Now comes the hard part – figuring out which content will be stored in the cloud, whether it will be stored anywhere else, and how that content will be migrated to the cloud.
It can sometimes feel as if every time you make one decision, you just expose another subset of decisions that need to be made. Using a third party can provide a shortcut to obtaining the necessary expertise and streamlining the process. But how do you decide which vendor is right for the job?
There are many organizations that are moving data from legacy on-premise systems to the cloud today, and as a consequence, there are many vendors and tools that tout their ability to handle data migrations. However, if the files that you are migrating are predominantly media files such as video clips, sequences and projects, it’s worth considering a few important factors – format, metadata, and interoperability.
Almost every media organization has legacy media files in a range of different formats. Whether these assets are all digitized, or whether some will be digitized as part of the migration, dealing with the various media formats, wrappers, and file types should be part of your migration strategy.
Since all the files need to be accessed during the migration, transcoding and/or rewrapping them only adds a small amount of overhead to the process. If you are looking to standardize on a common archive format, add mezzanine formats, or incorporate a proxy workflow for your archived assets, this could be a perfect opportunity to implement those changes.
While standardizing your media format and adding instances in other formats can make it easier for different systems to use your files, it won’t help users and applications find the right content. Particularly with legacy media files, lack of descriptive metadata can make it difficult or impossible to discover assets.
Incorporating artificial intelligence and machine learning services into the migration process can quickly and effectively add this metadata in a way that would have previously required manual logging by a team of subject matter experts – a luxury that few organizations could afford.
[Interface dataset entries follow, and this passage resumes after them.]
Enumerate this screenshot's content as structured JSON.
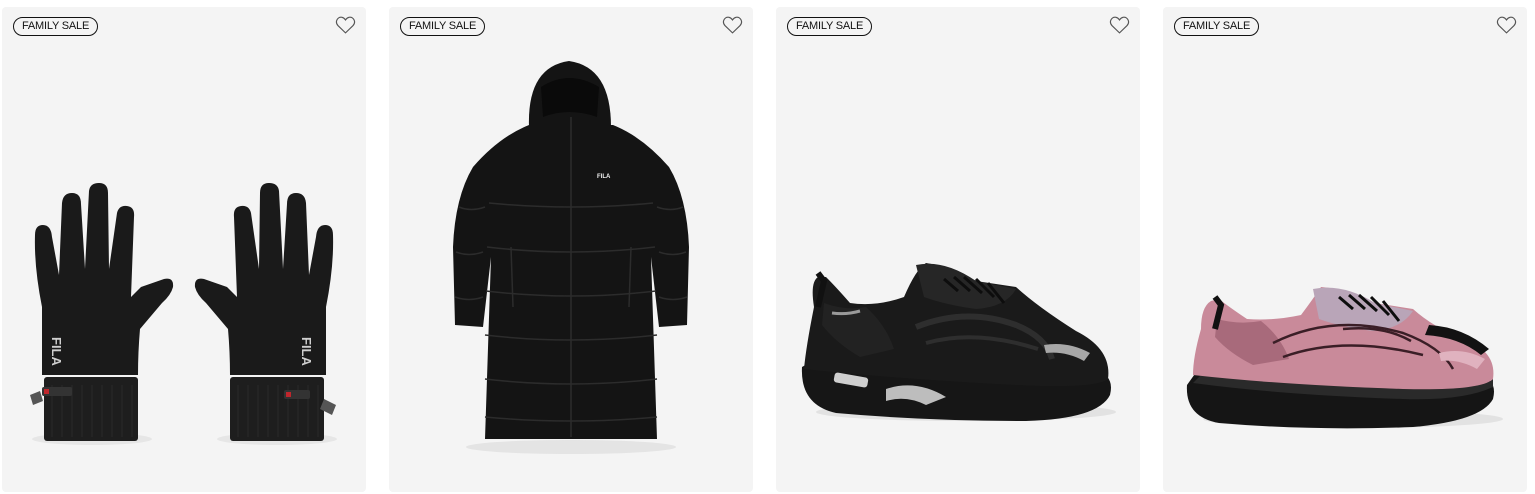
{
  "products": [
    {
      "badge": "FAMILY SALE",
      "image": "fleece-gloves",
      "wishlist_icon": "heart-outline-icon"
    },
    {
      "badge": "FAMILY SALE",
      "image": "long-puffer-coat",
      "wishlist_icon": "heart-outline-icon"
    },
    {
      "badge": "FAMILY SALE",
      "image": "black-chunky-sneaker",
      "wishlist_icon": "heart-outline-icon"
    },
    {
      "badge": "FAMILY SALE",
      "image": "pink-chunky-sneaker",
      "wishlist_icon": "heart-outline-icon"
    }
  ],
  "brand_mark": "FILA",
  "colors": {
    "card_bg": "#f4f4f4",
    "product_black": "#141414",
    "sneaker_pink": "#c98a9a"
  }
}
Regardless of whether you choose to leverage enrichment services or not, any existing or new metadata should be retained and stored in a non-proprietary way that makes it accessible to any other systems that may need to work with your assets today in the future. If your choice of migration provider comes at the expense of closed systems and adding workflow complexity, it may be time to reconsider your decision.
Column: Metadata independence – How is metadata attached to your media, and how strong is this connection?
For many organizations, cloud storage is supplementary to their existing on-premise storage. Whether you are planning to continue using on-premise storage in the long term with cloud storage holding secondary copies of your assets for business continuity, or you are opting for a more gradual transition from on-premise to cloud storage, it is critical to have a content storage system that can manage the asset copies across a hybrid storage environment and provide a single namespace for the users and applications that need to access the assets.
Even if you are planning to completely replace your on-premise storage, using a system with hybrid support will ensure that your systems have uninterrupted access to assets during the migration process and help to optimize the physical resources needed to read from the legacy storage.
Alongside the media-specific concerns related to these projects, there are some more generic concerns that broadly applicable to any type of migration. Probably the most important of these is how to best control and monitor the costs of both the migration and the long-term storage itself. Migration vendors that are storage-agnostic can provide you with an unbiased opinion regarding the advantages of different lifecycle policies and storage tiering solutions.
For all of these reasons, it’s important to choose a vendor with deep experience in managing the movement and migration of content. Whether you are making a bulk move to the cloud, taking a more gradual approach, or adopting a hybrid storage ecosystem, your migration partner can help you navigate complex decisions so that your end state is one that meets all your current needs and gives you the flexibility to adapt in the future as your needs change.